_Extracted entries:_
========

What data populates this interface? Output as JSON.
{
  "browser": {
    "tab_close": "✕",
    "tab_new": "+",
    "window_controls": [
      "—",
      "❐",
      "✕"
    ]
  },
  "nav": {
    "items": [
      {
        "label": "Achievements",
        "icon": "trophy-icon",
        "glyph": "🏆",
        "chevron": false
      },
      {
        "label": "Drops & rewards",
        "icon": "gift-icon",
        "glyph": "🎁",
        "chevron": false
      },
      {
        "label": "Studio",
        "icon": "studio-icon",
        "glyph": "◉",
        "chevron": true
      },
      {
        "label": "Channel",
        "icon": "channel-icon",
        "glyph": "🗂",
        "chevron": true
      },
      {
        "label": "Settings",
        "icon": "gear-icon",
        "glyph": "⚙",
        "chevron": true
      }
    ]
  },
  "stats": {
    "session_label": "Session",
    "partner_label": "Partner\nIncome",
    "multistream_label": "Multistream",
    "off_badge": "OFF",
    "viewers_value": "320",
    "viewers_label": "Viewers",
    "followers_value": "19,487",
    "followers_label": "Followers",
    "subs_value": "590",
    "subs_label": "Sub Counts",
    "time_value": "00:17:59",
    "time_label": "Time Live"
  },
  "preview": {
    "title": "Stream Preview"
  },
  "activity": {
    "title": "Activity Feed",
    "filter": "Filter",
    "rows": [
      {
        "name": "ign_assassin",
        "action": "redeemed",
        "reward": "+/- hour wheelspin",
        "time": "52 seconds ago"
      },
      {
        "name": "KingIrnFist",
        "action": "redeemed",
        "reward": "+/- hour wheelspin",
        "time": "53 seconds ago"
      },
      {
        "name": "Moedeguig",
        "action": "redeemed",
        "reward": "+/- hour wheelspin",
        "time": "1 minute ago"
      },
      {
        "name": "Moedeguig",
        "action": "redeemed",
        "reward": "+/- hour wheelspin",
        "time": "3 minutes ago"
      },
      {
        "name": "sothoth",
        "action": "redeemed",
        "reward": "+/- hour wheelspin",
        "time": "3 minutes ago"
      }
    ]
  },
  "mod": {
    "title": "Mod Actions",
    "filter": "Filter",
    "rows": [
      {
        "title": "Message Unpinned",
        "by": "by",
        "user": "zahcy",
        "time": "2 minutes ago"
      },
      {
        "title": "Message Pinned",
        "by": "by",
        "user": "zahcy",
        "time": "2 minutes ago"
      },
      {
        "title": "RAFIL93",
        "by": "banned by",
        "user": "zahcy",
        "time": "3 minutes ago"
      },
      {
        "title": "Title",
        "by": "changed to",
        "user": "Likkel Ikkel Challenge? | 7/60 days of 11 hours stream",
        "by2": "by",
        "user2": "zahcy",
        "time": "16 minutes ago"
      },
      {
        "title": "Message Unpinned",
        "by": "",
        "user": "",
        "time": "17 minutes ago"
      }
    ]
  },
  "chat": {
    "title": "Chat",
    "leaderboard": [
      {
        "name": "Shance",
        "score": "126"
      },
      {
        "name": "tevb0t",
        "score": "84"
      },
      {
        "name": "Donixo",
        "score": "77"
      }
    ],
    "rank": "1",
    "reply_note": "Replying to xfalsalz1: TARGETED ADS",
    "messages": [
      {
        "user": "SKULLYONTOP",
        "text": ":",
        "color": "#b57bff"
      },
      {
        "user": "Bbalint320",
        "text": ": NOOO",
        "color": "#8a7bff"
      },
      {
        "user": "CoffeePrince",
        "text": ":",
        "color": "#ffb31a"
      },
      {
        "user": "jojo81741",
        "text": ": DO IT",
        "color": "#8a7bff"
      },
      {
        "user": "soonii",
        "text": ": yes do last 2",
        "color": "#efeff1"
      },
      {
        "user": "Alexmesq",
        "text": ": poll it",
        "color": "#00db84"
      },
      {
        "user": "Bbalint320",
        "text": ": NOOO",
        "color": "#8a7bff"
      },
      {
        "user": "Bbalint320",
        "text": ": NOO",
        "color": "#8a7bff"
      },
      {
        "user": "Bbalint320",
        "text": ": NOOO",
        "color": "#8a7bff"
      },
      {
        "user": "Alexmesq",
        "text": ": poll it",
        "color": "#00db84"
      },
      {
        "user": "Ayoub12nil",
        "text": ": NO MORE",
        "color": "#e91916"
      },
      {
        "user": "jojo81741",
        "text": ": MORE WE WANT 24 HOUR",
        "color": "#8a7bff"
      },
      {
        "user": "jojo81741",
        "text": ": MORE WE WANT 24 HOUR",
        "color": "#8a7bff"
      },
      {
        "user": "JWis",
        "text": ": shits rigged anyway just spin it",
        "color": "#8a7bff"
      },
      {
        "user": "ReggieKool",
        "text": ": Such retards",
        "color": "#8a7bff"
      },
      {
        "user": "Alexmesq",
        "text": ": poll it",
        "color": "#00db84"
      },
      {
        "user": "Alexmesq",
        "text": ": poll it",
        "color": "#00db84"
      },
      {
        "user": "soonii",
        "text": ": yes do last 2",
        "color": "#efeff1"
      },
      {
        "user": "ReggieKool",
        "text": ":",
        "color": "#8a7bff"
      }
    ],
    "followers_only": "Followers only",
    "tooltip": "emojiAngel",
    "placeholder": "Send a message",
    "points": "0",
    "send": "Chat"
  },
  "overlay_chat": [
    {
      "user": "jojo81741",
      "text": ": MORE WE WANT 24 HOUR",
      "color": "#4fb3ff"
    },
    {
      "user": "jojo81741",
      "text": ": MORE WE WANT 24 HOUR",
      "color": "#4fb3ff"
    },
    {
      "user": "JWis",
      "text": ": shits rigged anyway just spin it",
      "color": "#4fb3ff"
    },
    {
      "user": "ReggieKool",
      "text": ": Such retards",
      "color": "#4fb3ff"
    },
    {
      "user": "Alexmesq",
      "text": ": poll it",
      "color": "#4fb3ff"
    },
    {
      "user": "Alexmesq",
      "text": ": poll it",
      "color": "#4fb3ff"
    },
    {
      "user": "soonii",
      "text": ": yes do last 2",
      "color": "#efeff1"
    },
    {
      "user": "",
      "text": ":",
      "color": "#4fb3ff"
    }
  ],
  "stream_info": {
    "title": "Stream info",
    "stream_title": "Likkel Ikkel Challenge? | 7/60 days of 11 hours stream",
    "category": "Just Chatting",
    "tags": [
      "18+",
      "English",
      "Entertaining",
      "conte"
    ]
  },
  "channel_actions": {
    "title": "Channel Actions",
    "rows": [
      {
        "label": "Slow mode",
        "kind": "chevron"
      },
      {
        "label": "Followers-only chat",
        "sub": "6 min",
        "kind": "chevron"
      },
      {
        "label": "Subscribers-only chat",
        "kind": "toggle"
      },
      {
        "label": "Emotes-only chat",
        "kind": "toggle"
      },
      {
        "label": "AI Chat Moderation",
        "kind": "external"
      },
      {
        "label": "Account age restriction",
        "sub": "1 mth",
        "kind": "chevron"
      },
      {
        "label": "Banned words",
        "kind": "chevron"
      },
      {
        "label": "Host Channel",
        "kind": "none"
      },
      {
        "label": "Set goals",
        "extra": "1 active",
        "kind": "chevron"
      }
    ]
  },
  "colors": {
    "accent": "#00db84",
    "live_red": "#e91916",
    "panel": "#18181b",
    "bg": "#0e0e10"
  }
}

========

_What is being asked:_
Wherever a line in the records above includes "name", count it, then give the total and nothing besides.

_Exercise result:_
8